Unfortunately, Eurostar does not currently allow dogs other than registered guide or assistance dogs to board. 

Doggy's dream destinations

Dog walk on a beach

Once you've arrived on French soil, we're sure that you and the pooch will be ready to let off some steam. Luckily, France is a country where dogs are welcome almost everywhere. So, whether you fancy cosmopolitan Paris, the unspoilt French countryside or a quiet coastal escape, you can rest assured that your dog will be welcomed with open arms. 

If we were a dog fresh off public transport, the first thing we'd want to do is dip our paws in the water, so why not head to the beach

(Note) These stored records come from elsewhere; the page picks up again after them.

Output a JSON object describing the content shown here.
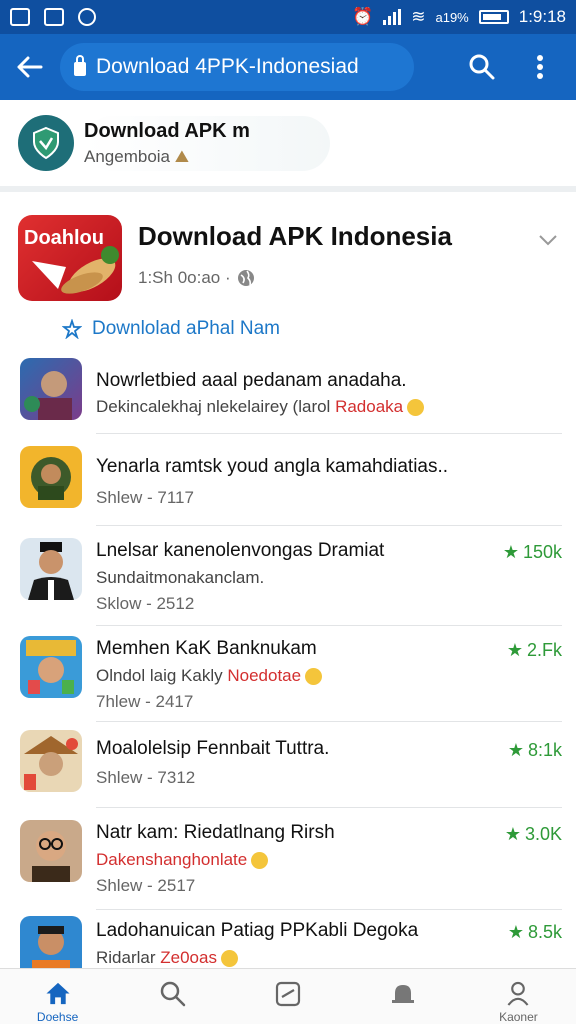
{
  "status_bar": {
    "time": "1:9:18",
    "battery_label": "a19%"
  },
  "app_bar": {
    "url_text": "Download 4PPK-Indonesiad"
  },
  "profile": {
    "title": "Download APK m",
    "subtitle": "Angemboia"
  },
  "post": {
    "logo_text": "Doahlou",
    "title": "Download APK Indonesia",
    "time": "1:Sh 0o:ao ·",
    "link_text": "Downlolad aPhal Nam"
  },
  "items": [
    {
      "line1": "Nowrletbied aaal pedanam anadaha.",
      "line2_prefix": "Dekincalekhaj nlekelairey (larol ",
      "line2_red": "Radoaka",
      "line3": "",
      "rating": ""
    },
    {
      "line1": "Yenarla ramtsk youd angla kamahdiatias..",
      "line2_prefix": "",
      "line2_red": "",
      "line3": "Shlew - 7117",
      "rating": ""
    },
    {
      "line1": "Lnelsar kanenolenvongas Dramiat",
      "line2_prefix": "Sundaitmonakanclam.",
      "line2_red": "",
      "line3": "Sklow - 2512",
      "rating": "150k"
    },
    {
      "line1": "Memhen KaK Banknukam",
      "line2_prefix": "Olndol laig Kakly ",
      "line2_red": "Noedotae",
      "line3": "7hlew - 2417",
      "rating": "2.Fk"
    },
    {
      "line1": "Moalolelsip Fennbait Tuttra.",
      "line2_prefix": "",
      "line2_red": "",
      "line3": "Shlew - 7312",
      "rating": "8:1k"
    },
    {
      "line1": "Natr kam: Riedatlnang Rirsh",
      "line2_prefix": "",
      "line2_red": "Dakenshanghonlate",
      "line3": "Shlew - 2517",
      "rating": "3.0K"
    },
    {
      "line1": "Ladohanuican Patiag PPKabli Degoka",
      "line2_prefix": "Ridarlar ",
      "line2_red": "Ze0oas",
      "line3": "",
      "rating": "8.5k"
    }
  ],
  "bottom_nav": {
    "home_label": "Doehse",
    "profile_label": "Kaoner"
  },
  "colors": {
    "app_bar": "#1565c0",
    "status_bar": "#0f4fa0",
    "rating_green": "#2e9a38",
    "accent_red": "#d32f2f",
    "link_blue": "#1d78c8"
  }
}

We'd recommend picking quieter stretches of coastline. We're thinking Plouharne in Brittany, as it lets leashed dogs explore sand and sea all year round. If you prefer a beach that is a little wilder, Hattainville Beach in Les Moitiers-d'Allonne is great for long walks and boasts some huge sand dunes for the pups to play in.

Normandy is known for splendid seas and luscious rolling green countryside, making it a popular dog-friendly destination for all of the right reasons. Expect big views, and plenty of dogs for Fido to befriend. 

Heading inland? Marvellous Monpazier is a charming medieval village, which will provide a picturesque backdrop for the most memorable holiday dog walks. 

Given the nationwide tolerance of dogs, it probably won't come as much of a surprise that Paris is also a pretty safe bet. It may sound like a cliche, but dogs do hold a special place in Parisian society, which is good news for them, and you too. The city boasts reams upon reams of dog-friendly restaurants, as well as charming cafes for you to dip in and out of. Plus, we're sure you'll be able to find a little something for yourself in this cultural hub, too.

via GIPHY

 

Are your tails wagging? Check out our pet-friendly pads in France.